(Items from an interface collection)
************

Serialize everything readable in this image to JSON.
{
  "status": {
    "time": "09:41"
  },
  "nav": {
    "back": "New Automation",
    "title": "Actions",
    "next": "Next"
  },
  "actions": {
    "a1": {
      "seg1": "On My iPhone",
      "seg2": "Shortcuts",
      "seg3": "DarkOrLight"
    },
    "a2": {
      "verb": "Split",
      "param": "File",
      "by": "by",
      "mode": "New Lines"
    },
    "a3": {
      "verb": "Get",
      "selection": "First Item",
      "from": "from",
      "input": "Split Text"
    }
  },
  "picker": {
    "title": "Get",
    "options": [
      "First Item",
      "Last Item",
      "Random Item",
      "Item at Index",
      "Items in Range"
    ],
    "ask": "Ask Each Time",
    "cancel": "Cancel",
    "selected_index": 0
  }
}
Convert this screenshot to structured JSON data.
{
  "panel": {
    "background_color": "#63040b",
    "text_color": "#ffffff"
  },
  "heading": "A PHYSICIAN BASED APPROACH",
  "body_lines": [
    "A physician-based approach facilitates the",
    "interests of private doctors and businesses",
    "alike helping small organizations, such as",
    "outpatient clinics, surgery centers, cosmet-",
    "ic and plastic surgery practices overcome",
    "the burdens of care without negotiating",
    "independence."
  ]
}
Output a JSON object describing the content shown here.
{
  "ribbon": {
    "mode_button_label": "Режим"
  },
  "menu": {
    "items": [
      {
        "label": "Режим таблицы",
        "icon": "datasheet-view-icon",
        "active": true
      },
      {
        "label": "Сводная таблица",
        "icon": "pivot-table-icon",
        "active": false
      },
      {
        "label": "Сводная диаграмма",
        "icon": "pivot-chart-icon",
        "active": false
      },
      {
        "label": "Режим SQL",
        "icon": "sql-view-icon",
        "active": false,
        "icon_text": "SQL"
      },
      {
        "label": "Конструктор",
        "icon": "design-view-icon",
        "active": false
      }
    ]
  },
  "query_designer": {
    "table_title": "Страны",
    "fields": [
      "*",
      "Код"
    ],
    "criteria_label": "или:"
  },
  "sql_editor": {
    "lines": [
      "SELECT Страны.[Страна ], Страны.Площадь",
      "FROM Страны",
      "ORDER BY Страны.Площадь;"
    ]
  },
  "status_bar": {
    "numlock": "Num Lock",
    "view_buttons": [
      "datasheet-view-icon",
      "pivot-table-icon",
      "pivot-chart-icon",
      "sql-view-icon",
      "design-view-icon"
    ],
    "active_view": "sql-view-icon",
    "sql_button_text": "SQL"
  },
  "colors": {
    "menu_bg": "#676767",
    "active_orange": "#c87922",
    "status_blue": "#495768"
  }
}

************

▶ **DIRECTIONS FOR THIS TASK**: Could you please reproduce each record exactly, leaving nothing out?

▶ **REPLY**:
Serialize everything readable in this image to JSON.
{
  "status": {
    "time": "09:41"
  },
  "nav": {
    "back": "New Automation",
    "title": "Actions",
    "next": "Next"
  },
  "actions": {
    "a1": {
      "seg1": "On My iPhone",
      "seg2": "Shortcuts",
      "seg3": "DarkOrLight"
    },
    "a2": {
      "verb": "Split",
      "param": "File",
      "by": "by",
      "mode": "New Lines"
    },
    "a3": {
      "verb": "Get",
      "selection": "First Item",
      "from": "from",
      "input": "Split Text"
    }
  },
  "picker": {
    "title": "Get",
    "options": [
      "First Item",
      "Last Item",
      "Random Item",
      "Item at Index",
      "Items in Range"
    ],
    "ask": "Ask Each Time",
    "cancel": "Cancel",
    "selected_index": 0
  }
}
Convert this screenshot to structured JSON data.
{
  "panel": {
    "background_color": "#63040b",
    "text_color": "#ffffff"
  },
  "heading": "A PHYSICIAN BASED APPROACH",
  "body_lines": [
    "A physician-based approach facilitates the",
    "interests of private doctors and businesses",
    "alike helping small organizations, such as",
    "outpatient clinics, surgery centers, cosmet-",
    "ic and plastic surgery practices overcome",
    "the burdens of care without negotiating",
    "independence."
  ]
}
Output a JSON object describing the content shown here.
{
  "ribbon": {
    "mode_button_label": "Режим"
  },
  "menu": {
    "items": [
      {
        "label": "Режим таблицы",
        "icon": "datasheet-view-icon",
        "active": true
      },
      {
        "label": "Сводная таблица",
        "icon": "pivot-table-icon",
        "active": false
      },
      {
        "label": "Сводная диаграмма",
        "icon": "pivot-chart-icon",
        "active": false
      },
      {
        "label": "Режим SQL",
        "icon": "sql-view-icon",
        "active": false,
        "icon_text": "SQL"
      },
      {
        "label": "Конструктор",
        "icon": "design-view-icon",
        "active": false
      }
    ]
  },
  "query_designer": {
    "table_title": "Страны",
    "fields": [
      "*",
      "Код"
    ],
    "criteria_label": "или:"
  },
  "sql_editor": {
    "lines": [
      "SELECT Страны.[Страна ], Страны.Площадь",
      "FROM Страны",
      "ORDER BY Страны.Площадь;"
    ]
  },
  "status_bar": {
    "numlock": "Num Lock",
    "view_buttons": [
      "datasheet-view-icon",
      "pivot-table-icon",
      "pivot-chart-icon",
      "sql-view-icon",
      "design-view-icon"
    ],
    "active_view": "sql-view-icon",
    "sql_button_text": "SQL"
  },
  "colors": {
    "menu_bg": "#676767",
    "active_orange": "#c87922",
    "status_blue": "#495768"
  }
}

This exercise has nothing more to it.